Mountain Lakes Preserve features a wonderful diversity of native plants and summer wildflowers. This collection of photos offers a taste of the beauty found in MLP this time of year. Please visit soon, to see these and other species in their full splendor!
Jewelweed’s orange flowers speckle this wetland meadow, near one of the Preserve’s several stream crossings. Jewelweed is a common native plant, valued for its ability to attract hummingbirds, butterflies, and other pollinators, as well as its medicinal uses as a natural fungicide.
Hundreds of white wood asters line a trail in the Preserve, creating a beautiful and delicate border on either side.
The Mountain Lakes House rain garden is in full bloom! The rain garden is an important feature to Mountain Lakes Preserve. It helps protect our waterways by reducing storm water pollutants, and it provides important food and habitat to our local wildlife. More than that- it’s absolutely gorgeous!
The following link provides great information on the importance of rain gardens and offers support materials to help build your own! http://water.rutgers.edu/Rain_Gardens/RGWebsite/raingardens.html

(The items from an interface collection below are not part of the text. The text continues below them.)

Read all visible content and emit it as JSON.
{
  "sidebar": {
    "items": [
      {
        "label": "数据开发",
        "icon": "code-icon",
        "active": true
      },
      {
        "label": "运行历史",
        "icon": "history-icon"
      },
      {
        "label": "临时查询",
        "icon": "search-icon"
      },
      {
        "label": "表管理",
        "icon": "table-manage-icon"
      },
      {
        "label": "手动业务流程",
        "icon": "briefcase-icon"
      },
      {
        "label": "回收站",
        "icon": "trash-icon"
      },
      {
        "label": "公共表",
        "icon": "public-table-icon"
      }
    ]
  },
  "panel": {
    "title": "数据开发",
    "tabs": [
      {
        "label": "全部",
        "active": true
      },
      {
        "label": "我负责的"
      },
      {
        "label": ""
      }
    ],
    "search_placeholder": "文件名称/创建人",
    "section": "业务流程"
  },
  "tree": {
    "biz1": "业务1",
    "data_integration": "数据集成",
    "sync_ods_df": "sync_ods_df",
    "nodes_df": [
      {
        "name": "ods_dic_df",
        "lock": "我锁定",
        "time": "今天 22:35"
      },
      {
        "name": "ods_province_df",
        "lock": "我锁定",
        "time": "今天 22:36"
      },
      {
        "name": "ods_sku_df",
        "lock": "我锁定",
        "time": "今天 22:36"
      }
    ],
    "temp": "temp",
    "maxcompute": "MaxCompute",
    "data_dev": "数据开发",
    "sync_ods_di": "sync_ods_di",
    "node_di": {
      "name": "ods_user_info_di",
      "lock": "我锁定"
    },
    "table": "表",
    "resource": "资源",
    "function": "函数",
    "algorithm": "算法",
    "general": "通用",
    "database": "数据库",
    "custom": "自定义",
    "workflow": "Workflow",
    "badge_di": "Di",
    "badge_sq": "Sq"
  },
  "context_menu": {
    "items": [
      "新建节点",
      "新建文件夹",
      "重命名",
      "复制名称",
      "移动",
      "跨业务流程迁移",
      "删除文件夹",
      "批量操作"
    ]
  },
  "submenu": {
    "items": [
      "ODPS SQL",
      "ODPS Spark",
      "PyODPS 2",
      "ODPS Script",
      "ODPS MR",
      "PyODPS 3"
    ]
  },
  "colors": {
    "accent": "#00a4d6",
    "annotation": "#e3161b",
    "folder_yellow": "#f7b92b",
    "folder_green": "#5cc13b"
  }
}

Here we have a closer view of the rain garden. The garden’s great diversity of plants provides a beautiful array of colors and textures. From the showy pink flowers of rose mallow, to the less conspicuous, white flowers of boneset, each species in this rain garden was selected for its unique set of aesthetic and ecological benefits.
Here is a third photo of the Mountain Lakes House rain garden. Each year, as the plants self seed, the garden will grow into a richer and fuller display of native wildflowers.
Black eyed susans provide a splash of color to this small lake-view meadow. This wildflower’s seeds and nectar attract many species of birds and butterflies, respectively.
This wildflower meadow sits just north of Mountain Lake. It hosts a diversity of sun-loving plants, not found elsewhere in the Preserve. This photo shows some of the rich textured sedges and colorful wildflowers found in MLP’s wildflower meadow.
Here is a closer view of MLP’s wildflower meadow, featuring a beautiful cluster of cutleaf coneflowers.
A lone cardinal flower contributes to visitors’ view of Mountain Lake. This wildflower’s brilliant red color is known to attract humming birds and humans, alike! Friends of Princeton Open Space volunteers just planted 10 more cardinal flowers along the lake shoreline, so look forward to next year’s grander display.